*** Opening of Dataset ***
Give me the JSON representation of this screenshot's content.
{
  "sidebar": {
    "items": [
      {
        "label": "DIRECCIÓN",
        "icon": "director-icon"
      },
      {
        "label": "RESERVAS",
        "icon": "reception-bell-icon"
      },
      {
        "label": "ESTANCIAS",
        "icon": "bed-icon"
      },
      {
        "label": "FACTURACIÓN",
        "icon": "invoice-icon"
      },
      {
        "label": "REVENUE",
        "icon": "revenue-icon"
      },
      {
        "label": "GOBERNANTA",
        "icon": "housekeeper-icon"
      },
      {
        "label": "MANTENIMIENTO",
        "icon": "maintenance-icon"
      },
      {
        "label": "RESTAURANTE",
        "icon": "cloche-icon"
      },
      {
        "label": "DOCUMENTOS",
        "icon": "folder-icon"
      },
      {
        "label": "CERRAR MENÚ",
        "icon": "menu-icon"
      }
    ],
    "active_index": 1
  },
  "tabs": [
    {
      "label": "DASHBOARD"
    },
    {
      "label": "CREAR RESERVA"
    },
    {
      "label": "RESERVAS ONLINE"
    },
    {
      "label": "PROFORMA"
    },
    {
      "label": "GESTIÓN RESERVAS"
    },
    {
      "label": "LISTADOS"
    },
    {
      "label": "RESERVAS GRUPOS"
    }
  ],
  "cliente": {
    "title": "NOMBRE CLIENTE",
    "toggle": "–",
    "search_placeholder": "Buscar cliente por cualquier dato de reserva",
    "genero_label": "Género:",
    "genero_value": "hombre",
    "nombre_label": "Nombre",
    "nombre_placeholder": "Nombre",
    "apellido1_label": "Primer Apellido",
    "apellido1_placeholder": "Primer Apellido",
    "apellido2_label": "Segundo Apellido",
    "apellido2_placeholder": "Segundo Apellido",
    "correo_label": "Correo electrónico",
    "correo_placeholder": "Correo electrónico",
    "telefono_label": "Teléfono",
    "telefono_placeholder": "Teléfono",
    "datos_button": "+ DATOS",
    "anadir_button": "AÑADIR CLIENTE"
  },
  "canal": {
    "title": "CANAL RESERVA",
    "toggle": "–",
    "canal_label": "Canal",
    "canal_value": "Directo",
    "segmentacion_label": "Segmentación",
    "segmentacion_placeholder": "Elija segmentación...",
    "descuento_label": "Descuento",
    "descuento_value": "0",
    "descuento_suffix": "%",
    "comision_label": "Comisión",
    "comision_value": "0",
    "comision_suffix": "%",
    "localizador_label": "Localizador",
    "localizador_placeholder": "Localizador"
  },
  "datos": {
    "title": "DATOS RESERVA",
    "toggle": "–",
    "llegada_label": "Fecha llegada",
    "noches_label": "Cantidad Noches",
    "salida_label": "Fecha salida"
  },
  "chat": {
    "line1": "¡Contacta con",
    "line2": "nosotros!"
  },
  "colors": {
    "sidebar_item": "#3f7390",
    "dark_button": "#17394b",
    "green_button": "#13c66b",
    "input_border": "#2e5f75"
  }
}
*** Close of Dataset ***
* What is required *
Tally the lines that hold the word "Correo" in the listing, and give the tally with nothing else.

* Finished exercise *
2